Needing a straw to stir the drink, show runner Jeremy Carver added one of the best iterations of Cyborg (Joivan Wade), a track-suited man-machine hero who appears in the DC Universe and in the Justice League. It’s important that somebody in this mob knows how to do dashing comic book stuff. That’s where Cyborg comes in, pointing the digital projector in his finger to throw an image on the floor: “There are 37 dimensions in the known universe. As you can see, I’ve mapped them…”
Cyborg has his own sorrows — he’s helicopter-parented by the father who made a cybernetic being out of him after he was dismembered by an explosion. (This intergenerational strife mirrors the problem of Cliff the Robotman. His clumsy yet heartfelt efforts to be fatherly to Jane are met with everything from sarcasm to room-shattering explosions.) Cyborg shows his bravery in the series’ most touching episode, the debut of Danny the Street. Danny is a sentient avenue who provides a haven for sexual outlaws and other rejects. Danny is what Castro Street was, once upon a time. Unlike a real street, Danny can teleport, to flee from the authorities and the landlords.
Doom Patrol cruises around the 20th century, decade-hopping among incidents of banned history, much like The Watchmen. As in the comics, the show is marinated in a bath of old records and comic books. Just one of Crazy Jane’s 64 varieties is “The Hangman’s Beautiful Daughter,” a reference to The Incredible String Band’s 1968 album. Robotman slaughters a squad of Paraguayan Nazi puppet-people to the lilting strains of the Dead Kennedy’s 1981 “Nazi Punks Fuck Off.” A DK T-shirt is just one of Cliff’s ever-rotating collection of punk rock logoed tops. Beatles lyrics and Janis Joplin’s dental floss are material for a protective spell woven by Willoughby Kipling (Mark Sheppard) a half-drunk visiting sorcerer who looks like Stanley Kubrick.
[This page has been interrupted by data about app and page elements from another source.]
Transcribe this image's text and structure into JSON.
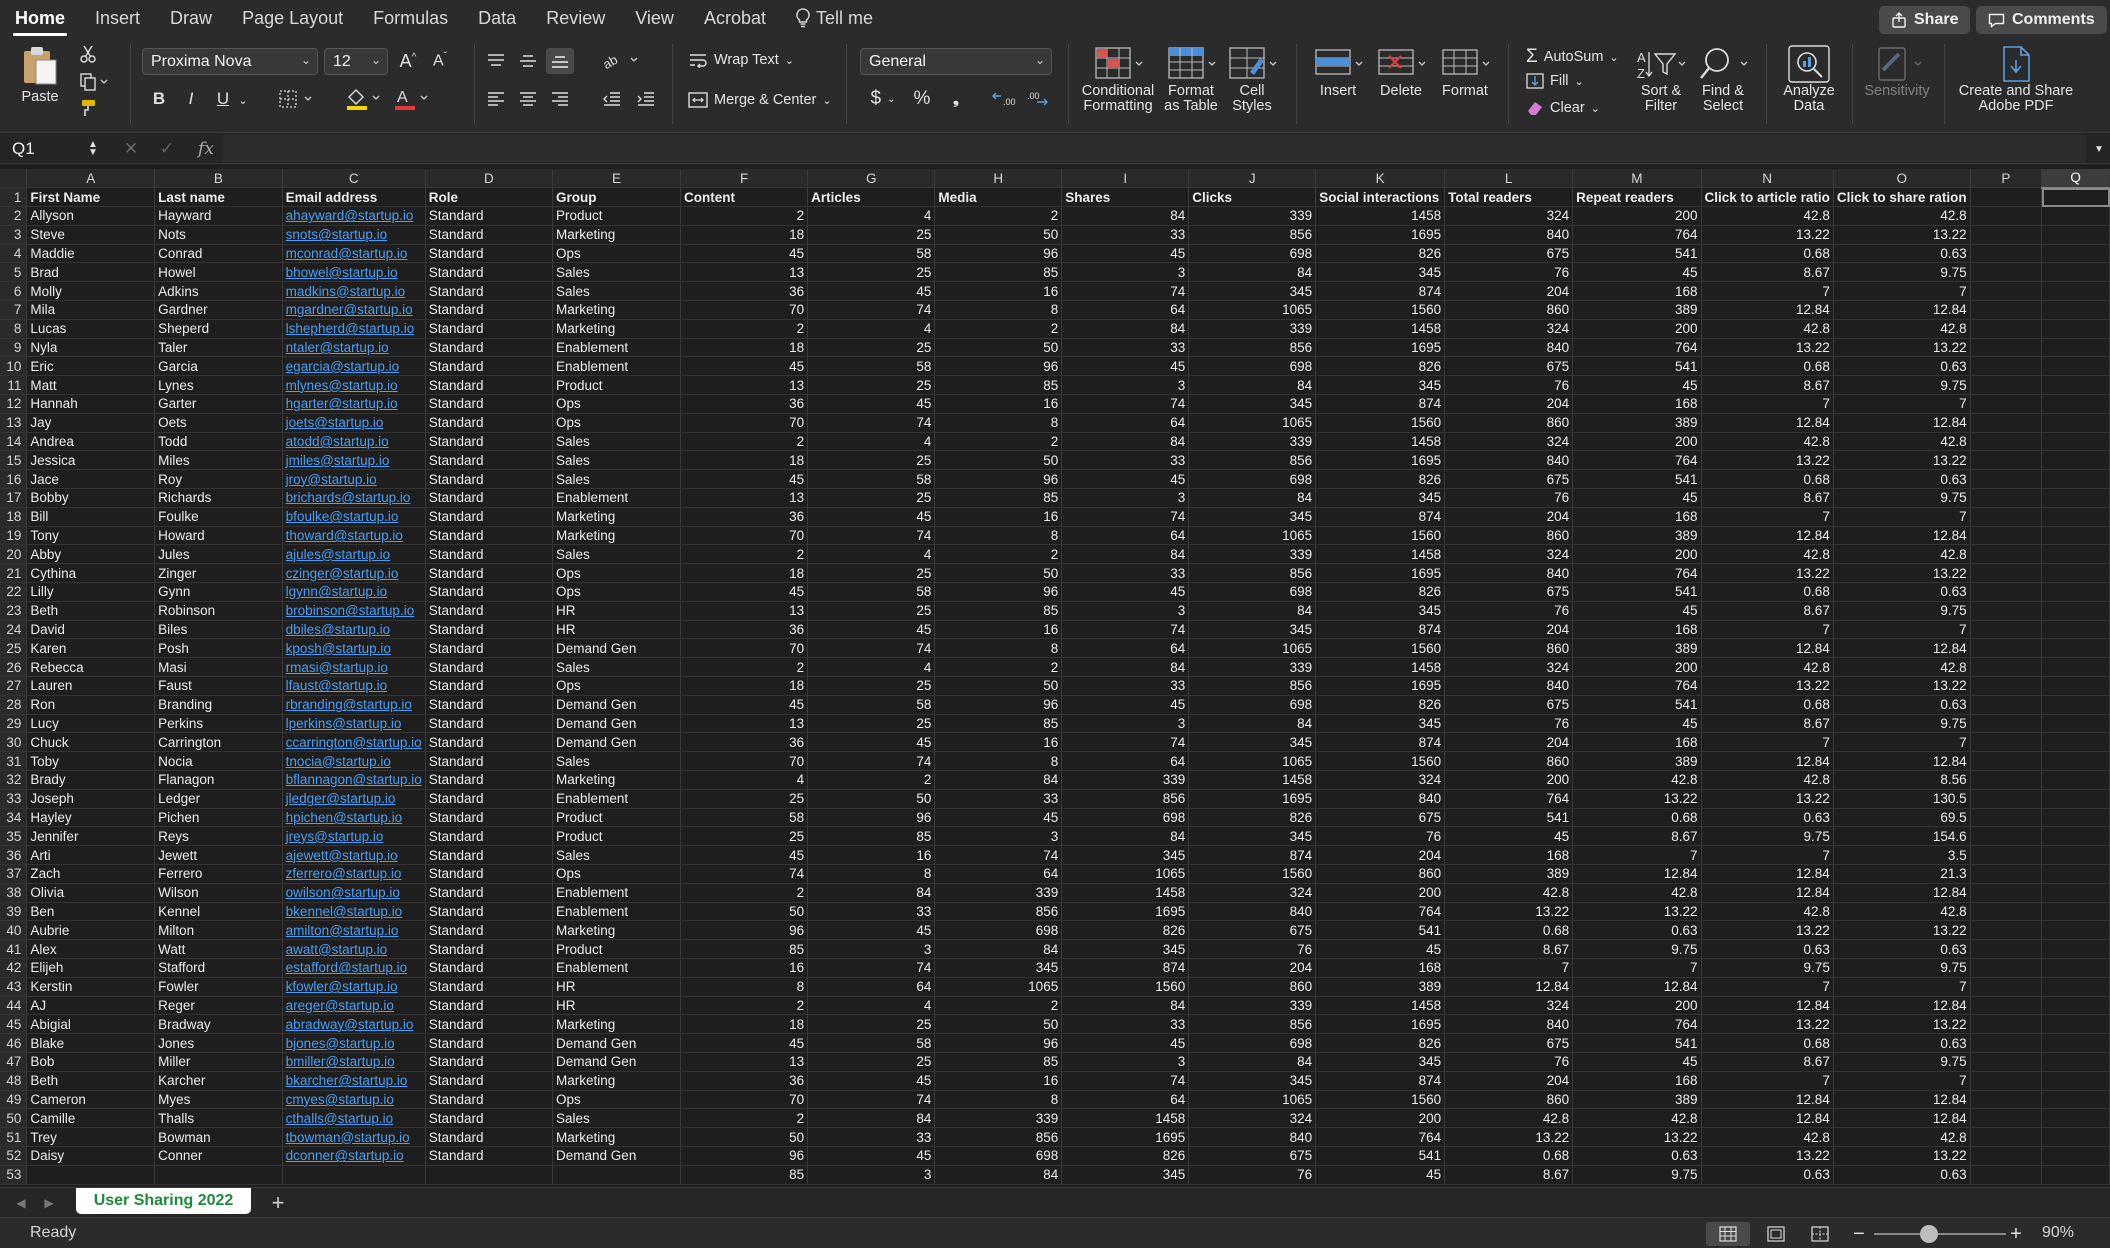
{
  "tabs": [
    "Home",
    "Insert",
    "Draw",
    "Page Layout",
    "Formulas",
    "Data",
    "Review",
    "View",
    "Acrobat"
  ],
  "tell_me": "Tell me",
  "share_label": "Share",
  "comments_label": "Comments",
  "ribbon": {
    "paste": "Paste",
    "font_name": "Proxima Nova",
    "font_size": "12",
    "wrap_text": "Wrap Text",
    "merge_center": "Merge & Center",
    "number_format": "General",
    "conditional": [
      "Conditional",
      "Formatting"
    ],
    "format_table": [
      "Format",
      "as Table"
    ],
    "cell_styles": [
      "Cell",
      "Styles"
    ],
    "insert": "Insert",
    "delete": "Delete",
    "format": "Format",
    "autosum": "AutoSum",
    "fill": "Fill",
    "clear": "Clear",
    "sort_filter": [
      "Sort &",
      "Filter"
    ],
    "find_select": [
      "Find &",
      "Select"
    ],
    "analyze": [
      "Analyze",
      "Data"
    ],
    "sensitivity": "Sensitivity",
    "create_pdf": [
      "Create and Share",
      "Adobe PDF"
    ],
    "bold": "B",
    "italic": "I",
    "underline": "U",
    "currency": "$",
    "percent": "%",
    "comma": "❯"
  },
  "formula_bar": {
    "cell_ref": "Q1",
    "fx": "fx",
    "content": ""
  },
  "columns": [
    "A",
    "B",
    "C",
    "D",
    "E",
    "F",
    "G",
    "H",
    "I",
    "J",
    "K",
    "L",
    "M",
    "N",
    "O",
    "P",
    "Q"
  ],
  "headers": [
    "First Name",
    "Last name",
    "Email address",
    "Role",
    "Group",
    "Content",
    "Articles",
    "Media",
    "Shares",
    "Clicks",
    "Social interactions",
    "Total readers",
    "Repeat readers",
    "Click to article ratio",
    "Click to share ration"
  ],
  "rows": [
    [
      "Allyson",
      "Hayward",
      "ahayward@startup.io",
      "Standard",
      "Product",
      "2",
      "4",
      "2",
      "84",
      "339",
      "1458",
      "324",
      "200",
      "42.8",
      "42.8"
    ],
    [
      "Steve",
      "Nots",
      "snots@startup.io",
      "Standard",
      "Marketing",
      "18",
      "25",
      "50",
      "33",
      "856",
      "1695",
      "840",
      "764",
      "13.22",
      "13.22"
    ],
    [
      "Maddie",
      "Conrad",
      "mconrad@startup.io",
      "Standard",
      "Ops",
      "45",
      "58",
      "96",
      "45",
      "698",
      "826",
      "675",
      "541",
      "0.68",
      "0.63"
    ],
    [
      "Brad",
      "Howel",
      "bhowel@startup.io",
      "Standard",
      "Sales",
      "13",
      "25",
      "85",
      "3",
      "84",
      "345",
      "76",
      "45",
      "8.67",
      "9.75"
    ],
    [
      "Molly",
      "Adkins",
      "madkins@startup.io",
      "Standard",
      "Sales",
      "36",
      "45",
      "16",
      "74",
      "345",
      "874",
      "204",
      "168",
      "7",
      "7"
    ],
    [
      "Mila",
      "Gardner",
      "mgardner@startup.io",
      "Standard",
      "Marketing",
      "70",
      "74",
      "8",
      "64",
      "1065",
      "1560",
      "860",
      "389",
      "12.84",
      "12.84"
    ],
    [
      "Lucas",
      "Sheperd",
      "lshepherd@startup.io",
      "Standard",
      "Marketing",
      "2",
      "4",
      "2",
      "84",
      "339",
      "1458",
      "324",
      "200",
      "42.8",
      "42.8"
    ],
    [
      "Nyla",
      "Taler",
      "ntaler@startup.io",
      "Standard",
      "Enablement",
      "18",
      "25",
      "50",
      "33",
      "856",
      "1695",
      "840",
      "764",
      "13.22",
      "13.22"
    ],
    [
      "Eric",
      "Garcia",
      "egarcia@startup.io",
      "Standard",
      "Enablement",
      "45",
      "58",
      "96",
      "45",
      "698",
      "826",
      "675",
      "541",
      "0.68",
      "0.63"
    ],
    [
      "Matt",
      "Lynes",
      "mlynes@startup.io",
      "Standard",
      "Product",
      "13",
      "25",
      "85",
      "3",
      "84",
      "345",
      "76",
      "45",
      "8.67",
      "9.75"
    ],
    [
      "Hannah",
      "Garter",
      "hgarter@startup.io",
      "Standard",
      "Ops",
      "36",
      "45",
      "16",
      "74",
      "345",
      "874",
      "204",
      "168",
      "7",
      "7"
    ],
    [
      "Jay",
      "Oets",
      "joets@startup.io",
      "Standard",
      "Ops",
      "70",
      "74",
      "8",
      "64",
      "1065",
      "1560",
      "860",
      "389",
      "12.84",
      "12.84"
    ],
    [
      "Andrea",
      "Todd",
      "atodd@startup.io",
      "Standard",
      "Sales",
      "2",
      "4",
      "2",
      "84",
      "339",
      "1458",
      "324",
      "200",
      "42.8",
      "42.8"
    ],
    [
      "Jessica",
      "Miles",
      "jmiles@startup.io",
      "Standard",
      "Sales",
      "18",
      "25",
      "50",
      "33",
      "856",
      "1695",
      "840",
      "764",
      "13.22",
      "13.22"
    ],
    [
      "Jace",
      "Roy",
      "jroy@startup.io",
      "Standard",
      "Sales",
      "45",
      "58",
      "96",
      "45",
      "698",
      "826",
      "675",
      "541",
      "0.68",
      "0.63"
    ],
    [
      "Bobby",
      "Richards",
      "brichards@startup.io",
      "Standard",
      "Enablement",
      "13",
      "25",
      "85",
      "3",
      "84",
      "345",
      "76",
      "45",
      "8.67",
      "9.75"
    ],
    [
      "Bill",
      "Foulke",
      "bfoulke@startup.io",
      "Standard",
      "Marketing",
      "36",
      "45",
      "16",
      "74",
      "345",
      "874",
      "204",
      "168",
      "7",
      "7"
    ],
    [
      "Tony",
      "Howard",
      "thoward@startup.io",
      "Standard",
      "Marketing",
      "70",
      "74",
      "8",
      "64",
      "1065",
      "1560",
      "860",
      "389",
      "12.84",
      "12.84"
    ],
    [
      "Abby",
      "Jules",
      "ajules@startup.io",
      "Standard",
      "Sales",
      "2",
      "4",
      "2",
      "84",
      "339",
      "1458",
      "324",
      "200",
      "42.8",
      "42.8"
    ],
    [
      "Cythina",
      "Zinger",
      "czinger@startup.io",
      "Standard",
      "Ops",
      "18",
      "25",
      "50",
      "33",
      "856",
      "1695",
      "840",
      "764",
      "13.22",
      "13.22"
    ],
    [
      "Lilly",
      "Gynn",
      "lgynn@startup.io",
      "Standard",
      "Ops",
      "45",
      "58",
      "96",
      "45",
      "698",
      "826",
      "675",
      "541",
      "0.68",
      "0.63"
    ],
    [
      "Beth",
      "Robinson",
      "brobinson@startup.io",
      "Standard",
      "HR",
      "13",
      "25",
      "85",
      "3",
      "84",
      "345",
      "76",
      "45",
      "8.67",
      "9.75"
    ],
    [
      "David",
      "Biles",
      "dbiles@startup.io",
      "Standard",
      "HR",
      "36",
      "45",
      "16",
      "74",
      "345",
      "874",
      "204",
      "168",
      "7",
      "7"
    ],
    [
      "Karen",
      "Posh",
      "kposh@startup.io",
      "Standard",
      "Demand Gen",
      "70",
      "74",
      "8",
      "64",
      "1065",
      "1560",
      "860",
      "389",
      "12.84",
      "12.84"
    ],
    [
      "Rebecca",
      "Masi",
      "rmasi@startup.io",
      "Standard",
      "Sales",
      "2",
      "4",
      "2",
      "84",
      "339",
      "1458",
      "324",
      "200",
      "42.8",
      "42.8"
    ],
    [
      "Lauren",
      "Faust",
      "lfaust@startup.io",
      "Standard",
      "Ops",
      "18",
      "25",
      "50",
      "33",
      "856",
      "1695",
      "840",
      "764",
      "13.22",
      "13.22"
    ],
    [
      "Ron",
      "Branding",
      "rbranding@startup.io",
      "Standard",
      "Demand Gen",
      "45",
      "58",
      "96",
      "45",
      "698",
      "826",
      "675",
      "541",
      "0.68",
      "0.63"
    ],
    [
      "Lucy",
      "Perkins",
      "lperkins@startup.io",
      "Standard",
      "Demand Gen",
      "13",
      "25",
      "85",
      "3",
      "84",
      "345",
      "76",
      "45",
      "8.67",
      "9.75"
    ],
    [
      "Chuck",
      "Carrington",
      "ccarrington@startup.io",
      "Standard",
      "Demand Gen",
      "36",
      "45",
      "16",
      "74",
      "345",
      "874",
      "204",
      "168",
      "7",
      "7"
    ],
    [
      "Toby",
      "Nocia",
      "tnocia@startup.io",
      "Standard",
      "Sales",
      "70",
      "74",
      "8",
      "64",
      "1065",
      "1560",
      "860",
      "389",
      "12.84",
      "12.84"
    ],
    [
      "Brady",
      "Flanagon",
      "bflannagon@startup.io",
      "Standard",
      "Marketing",
      "4",
      "2",
      "84",
      "339",
      "1458",
      "324",
      "200",
      "42.8",
      "42.8",
      "8.56"
    ],
    [
      "Joseph",
      "Ledger",
      "jledger@startup.io",
      "Standard",
      "Enablement",
      "25",
      "50",
      "33",
      "856",
      "1695",
      "840",
      "764",
      "13.22",
      "13.22",
      "130.5"
    ],
    [
      "Hayley",
      "Pichen",
      "hpichen@startup.io",
      "Standard",
      "Product",
      "58",
      "96",
      "45",
      "698",
      "826",
      "675",
      "541",
      "0.68",
      "0.63",
      "69.5"
    ],
    [
      "Jennifer",
      "Reys",
      "jreys@startup.io",
      "Standard",
      "Product",
      "25",
      "85",
      "3",
      "84",
      "345",
      "76",
      "45",
      "8.67",
      "9.75",
      "154.6"
    ],
    [
      "Arti",
      "Jewett",
      "ajewett@startup.io",
      "Standard",
      "Sales",
      "45",
      "16",
      "74",
      "345",
      "874",
      "204",
      "168",
      "7",
      "7",
      "3.5"
    ],
    [
      "Zach",
      "Ferrero",
      "zferrero@startup.io",
      "Standard",
      "Ops",
      "74",
      "8",
      "64",
      "1065",
      "1560",
      "860",
      "389",
      "12.84",
      "12.84",
      "21.3"
    ],
    [
      "Olivia",
      "Wilson",
      "owilson@startup.io",
      "Standard",
      "Enablement",
      "2",
      "84",
      "339",
      "1458",
      "324",
      "200",
      "42.8",
      "42.8",
      "12.84",
      "12.84"
    ],
    [
      "Ben",
      "Kennel",
      "bkennel@startup.io",
      "Standard",
      "Enablement",
      "50",
      "33",
      "856",
      "1695",
      "840",
      "764",
      "13.22",
      "13.22",
      "42.8",
      "42.8"
    ],
    [
      "Aubrie",
      "Milton",
      "amilton@startup.io",
      "Standard",
      "Marketing",
      "96",
      "45",
      "698",
      "826",
      "675",
      "541",
      "0.68",
      "0.63",
      "13.22",
      "13.22"
    ],
    [
      "Alex",
      "Watt",
      "awatt@startup.io",
      "Standard",
      "Product",
      "85",
      "3",
      "84",
      "345",
      "76",
      "45",
      "8.67",
      "9.75",
      "0.63",
      "0.63"
    ],
    [
      "Elijeh",
      "Stafford",
      "estafford@startup.io",
      "Standard",
      "Enablement",
      "16",
      "74",
      "345",
      "874",
      "204",
      "168",
      "7",
      "7",
      "9.75",
      "9.75"
    ],
    [
      "Kerstin",
      "Fowler",
      "kfowler@startup.io",
      "Standard",
      "HR",
      "8",
      "64",
      "1065",
      "1560",
      "860",
      "389",
      "12.84",
      "12.84",
      "7",
      "7"
    ],
    [
      "AJ",
      "Reger",
      "areger@startup.io",
      "Standard",
      "HR",
      "2",
      "4",
      "2",
      "84",
      "339",
      "1458",
      "324",
      "200",
      "12.84",
      "12.84"
    ],
    [
      "Abigial",
      "Bradway",
      "abradway@startup.io",
      "Standard",
      "Marketing",
      "18",
      "25",
      "50",
      "33",
      "856",
      "1695",
      "840",
      "764",
      "13.22",
      "13.22"
    ],
    [
      "Blake",
      "Jones",
      "bjones@startup.io",
      "Standard",
      "Demand Gen",
      "45",
      "58",
      "96",
      "45",
      "698",
      "826",
      "675",
      "541",
      "0.68",
      "0.63"
    ],
    [
      "Bob",
      "Miller",
      "bmiller@startup.io",
      "Standard",
      "Demand Gen",
      "13",
      "25",
      "85",
      "3",
      "84",
      "345",
      "76",
      "45",
      "8.67",
      "9.75"
    ],
    [
      "Beth",
      "Karcher",
      "bkarcher@startup.io",
      "Standard",
      "Marketing",
      "36",
      "45",
      "16",
      "74",
      "345",
      "874",
      "204",
      "168",
      "7",
      "7"
    ],
    [
      "Cameron",
      "Myes",
      "cmyes@startup.io",
      "Standard",
      "Ops",
      "70",
      "74",
      "8",
      "64",
      "1065",
      "1560",
      "860",
      "389",
      "12.84",
      "12.84"
    ],
    [
      "Camille",
      "Thalls",
      "cthalls@startup.io",
      "Standard",
      "Sales",
      "2",
      "84",
      "339",
      "1458",
      "324",
      "200",
      "42.8",
      "42.8",
      "12.84",
      "12.84"
    ],
    [
      "Trey",
      "Bowman",
      "tbowman@startup.io",
      "Standard",
      "Marketing",
      "50",
      "33",
      "856",
      "1695",
      "840",
      "764",
      "13.22",
      "13.22",
      "42.8",
      "42.8"
    ],
    [
      "Daisy",
      "Conner",
      "dconner@startup.io",
      "Standard",
      "Demand Gen",
      "96",
      "45",
      "698",
      "826",
      "675",
      "541",
      "0.68",
      "0.63",
      "13.22",
      "13.22"
    ],
    [
      "",
      "",
      "",
      "",
      "",
      "85",
      "3",
      "84",
      "345",
      "76",
      "45",
      "8.67",
      "9.75",
      "0.63",
      "0.63"
    ]
  ],
  "sheet_tab": "User Sharing 2022",
  "status": {
    "text": "Ready",
    "zoom": "90%"
  },
  "colors": {
    "accent_green": "#1f8a3a",
    "link_blue": "#4a9ff5",
    "fill_yellow": "#f2d600",
    "font_red": "#e23b3b"
  },
  "icons": [
    "clipboard-icon",
    "scissors-icon",
    "copy-icon",
    "format-painter-icon",
    "lightbulb-icon",
    "share-icon",
    "comment-icon",
    "sum-icon",
    "fill-down-icon",
    "eraser-icon",
    "sort-filter-icon",
    "magnifier-icon",
    "analyze-icon",
    "sensitivity-icon",
    "pdf-icon"
  ]
}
These disgruntled shut-ins of the Doom Patrol make for perfect viewing during a year of disease and disappointment. They’re beguiling in their endless weirdness, as they mull over the show’s main question of whether anything good can be brought out of trauma.
New episodes of Doom Patrol stream Thursdays on the DC Universe video-on-demand service. Episode four of season two debuts today, July 2.